In this part, we will only investigate the effect of time delay on the dynamics of system (2) about the coexistence equilibrium . For convenience, we denote the coexistence equilibrium = . We first translate the coexistence equilibrium to the origin by setting , and and drop the bar for convenience of notation. Then, the linearized system of system (2) can be obtainedwhere
Obviously, the characteristic equation of system (25) around takes the following formwhere
For , according to Corollary 2.4 , the sum of orders of the zeros of (27) in the open right half-plane can change only when a zero appears on or crosses the imaginary axis. It is obvious that is not a root of (27) when , and then the imaginary axis cannot be crossed by for any . And due to Corollary 2.4 , a stability switch (or a cross of the imaginary axis) occurs with for some real .
Thus, if the condition holds, then . Equation (31) has at least one positive root. Without loss of generality, we assume that it has three real positive roots, which are defined by , respectively. For convenience, we assume . Then (30) has three positive roots From (29), we have

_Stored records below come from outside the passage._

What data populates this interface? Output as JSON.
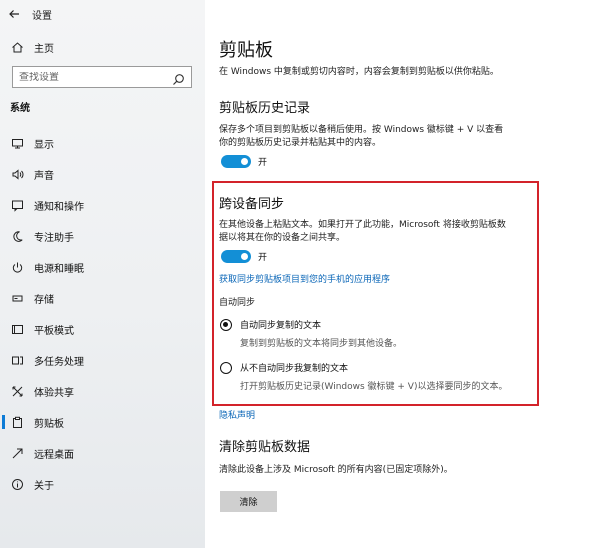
{
  "window": {
    "title": "设置"
  },
  "sidebar": {
    "home_label": "主页",
    "search_placeholder": "查找设置",
    "section_label": "系统",
    "items": [
      {
        "label": "显示",
        "icon": "monitor-icon"
      },
      {
        "label": "声音",
        "icon": "speaker-icon"
      },
      {
        "label": "通知和操作",
        "icon": "notification-icon"
      },
      {
        "label": "专注助手",
        "icon": "moon-icon"
      },
      {
        "label": "电源和睡眠",
        "icon": "power-icon"
      },
      {
        "label": "存储",
        "icon": "storage-icon"
      },
      {
        "label": "平板模式",
        "icon": "tablet-icon"
      },
      {
        "label": "多任务处理",
        "icon": "multitask-icon"
      },
      {
        "label": "体验共享",
        "icon": "share-icon"
      },
      {
        "label": "剪贴板",
        "icon": "clipboard-icon",
        "active": true
      },
      {
        "label": "远程桌面",
        "icon": "remote-icon"
      },
      {
        "label": "关于",
        "icon": "info-icon"
      }
    ]
  },
  "main": {
    "page_title": "剪贴板",
    "intro": "在 Windows 中复制或剪切内容时，内容会复制到剪贴板以供你粘贴。",
    "history": {
      "title": "剪贴板历史记录",
      "desc_line1": "保存多个项目到剪贴板以备稍后使用。按 Windows 徽标键 + V 以查看",
      "desc_line2": "你的剪贴板历史记录并粘贴其中的内容。",
      "toggle_label": "开"
    },
    "sync": {
      "title": "跨设备同步",
      "desc_line1": "在其他设备上粘贴文本。如果打开了此功能，Microsoft 将接收剪贴板数",
      "desc_line2": "据以将其在你的设备之间共享。",
      "toggle_label": "开",
      "link": "获取同步剪贴板项目到您的手机的应用程序",
      "auto_sync_label": "自动同步",
      "option1_label": "自动同步复制的文本",
      "option1_desc": "复制到剪贴板的文本将同步到其他设备。",
      "option2_label": "从不自动同步我复制的文本",
      "option2_desc": "打开剪贴板历史记录(Windows 徽标键 + V)以选择要同步的文本。"
    },
    "privacy_link": "隐私声明",
    "clear": {
      "title": "清除剪贴板数据",
      "desc": "清除此设备上涉及 Microsoft 的所有内容(已固定项除外)。",
      "button_label": "清除"
    }
  },
  "colors": {
    "accent": "#138fd6",
    "highlight_border": "#d3232a",
    "link": "#0a66b7"
  }
}
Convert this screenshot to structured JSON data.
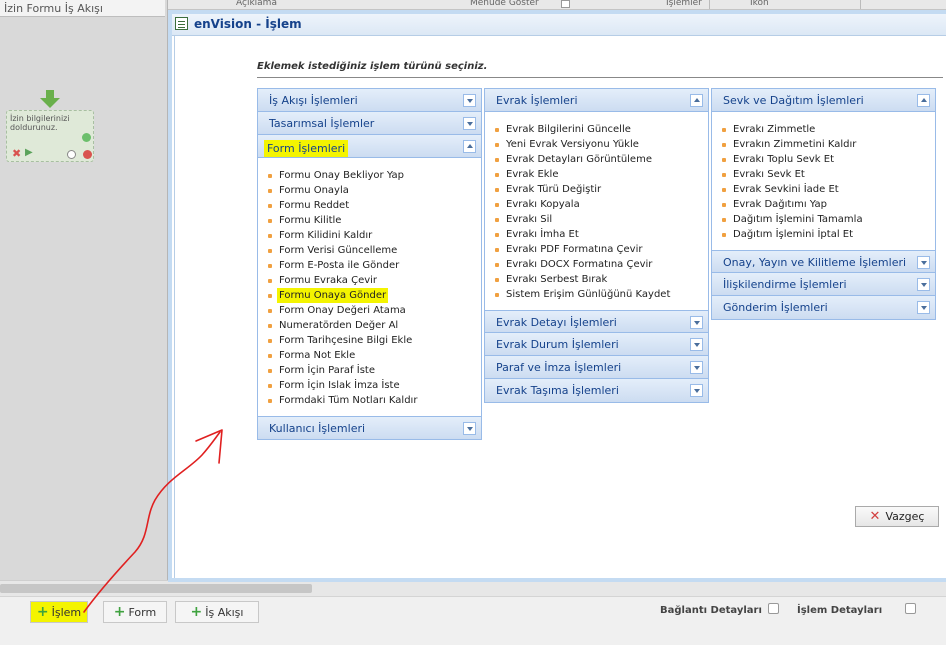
{
  "background": {
    "panel_title": "İzin Formu İş Akışı",
    "column_headers": [
      "Açıklama",
      "Menüde Göster",
      "İşlemler",
      "İkon"
    ],
    "node_text": "İzin bilgilerinizi doldurunuz."
  },
  "bottom_bar": {
    "buttons": [
      "İşlem",
      "Form",
      "İş Akışı"
    ],
    "baglanti_detaylari": "Bağlantı Detayları",
    "islem_detaylari": "İşlem Detayları"
  },
  "dialog": {
    "title": "enVision - İşlem",
    "instruction": "Eklemek istediğiniz işlem türünü seçiniz.",
    "cancel_label": "Vazgeç",
    "columns": [
      {
        "panels": [
          {
            "title": "İş Akışı İşlemleri",
            "expanded": false,
            "items": []
          },
          {
            "title": "Tasarımsal İşlemler",
            "expanded": false,
            "items": []
          },
          {
            "title": "Form İşlemleri",
            "expanded": true,
            "items": [
              "Formu Onay Bekliyor Yap",
              "Formu Onayla",
              "Formu Reddet",
              "Formu Kilitle",
              "Form Kilidini Kaldır",
              "Form Verisi Güncelleme",
              "Form E-Posta ile Gönder",
              "Formu Evraka Çevir",
              "Formu Onaya Gönder",
              "Form Onay Değeri Atama",
              "Numeratörden Değer Al",
              "Form Tarihçesine Bilgi Ekle",
              "Forma Not Ekle",
              "Form İçin Paraf İste",
              "Form İçin Islak İmza İste",
              "Formdaki Tüm Notları Kaldır"
            ]
          },
          {
            "title": "Kullanıcı İşlemleri",
            "expanded": false,
            "items": []
          }
        ]
      },
      {
        "panels": [
          {
            "title": "Evrak İşlemleri",
            "expanded": true,
            "items": [
              "Evrak Bilgilerini Güncelle",
              "Yeni Evrak Versiyonu Yükle",
              "Evrak Detayları Görüntüleme",
              "Evrak Ekle",
              "Evrak Türü Değiştir",
              "Evrakı Kopyala",
              "Evrakı Sil",
              "Evrakı İmha Et",
              "Evrakı PDF Formatına Çevir",
              "Evrakı DOCX Formatına Çevir",
              "Evrakı Serbest Bırak",
              "Sistem Erişim Günlüğünü Kaydet"
            ]
          },
          {
            "title": "Evrak Detayı İşlemleri",
            "expanded": false,
            "items": []
          },
          {
            "title": "Evrak Durum İşlemleri",
            "expanded": false,
            "items": []
          },
          {
            "title": "Paraf ve İmza İşlemleri",
            "expanded": false,
            "items": []
          },
          {
            "title": "Evrak Taşıma İşlemleri",
            "expanded": false,
            "items": []
          }
        ]
      },
      {
        "panels": [
          {
            "title": "Sevk ve Dağıtım İşlemleri",
            "expanded": true,
            "items": [
              "Evrakı Zimmetle",
              "Evrakın Zimmetini Kaldır",
              "Evrakı Toplu Sevk Et",
              "Evrakı Sevk Et",
              "Evrak Sevkini İade Et",
              "Evrak Dağıtımı Yap",
              "Dağıtım İşlemini Tamamla",
              "Dağıtım İşlemini İptal Et"
            ]
          },
          {
            "title": "Onay, Yayın ve Kilitleme İşlemleri",
            "expanded": false,
            "items": []
          },
          {
            "title": "İlişkilendirme İşlemleri",
            "expanded": false,
            "items": []
          },
          {
            "title": "Gönderim İşlemleri",
            "expanded": false,
            "items": []
          }
        ]
      }
    ]
  },
  "highlights": {
    "panel": "Form İşlemleri",
    "item": "Formu Onaya Gönder",
    "button": "İşlem"
  },
  "colors": {
    "highlight": "#f4f400",
    "panel_header_text": "#15428b",
    "panel_border": "#99bbe8",
    "bullet": "#f0a040",
    "annotation_arrow": "#e02020"
  }
}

Then is a pair of purely imaginary roots of (27) with . DefineAnd we have the following transversality condition.
Lemma 7. Let be the root of (27) satisfying , , , . Then
To summarize the above discussions, we have the following result.
3.2. Properties of Hopf Bifurcation
From Theorem 8, we have obtained the conditions for the existence of Hopf bifurcation when . In this subsection, we shall consider the direction of the Hopf bifurcation and the stability of bifurcating periodic solutions of system (2) by using the center manifold and normal form theory presented by Hassard .
By the Riesz representation theorem , there exists matrix-valued function of bounded variation for such thatIn fact, we can choosewhere is a Dirac delta function.
Next, for , we defineandand then system (43) can be rewritten aswhere and for .
For , the adjoint operator of A is defined asand a bilinear inner productwhere . From the above discussion, we can know that are the eigenvalues of , and thus are also the eigenvalues of .
Let be the eigenvector of corresponding to the eigenvalue , and be the eigenvector of corresponding to the eigenvalue . With the conditions and , we obtainandwhere I is a third order identity matrix. Hence, we can obtain , .
Nextly, we will compute the coordinates to detail center manifold at . Let be solution of (49) when . We define
On the center manifold , it derives thatwhere and are local coordinates for in the direction of and , respectively.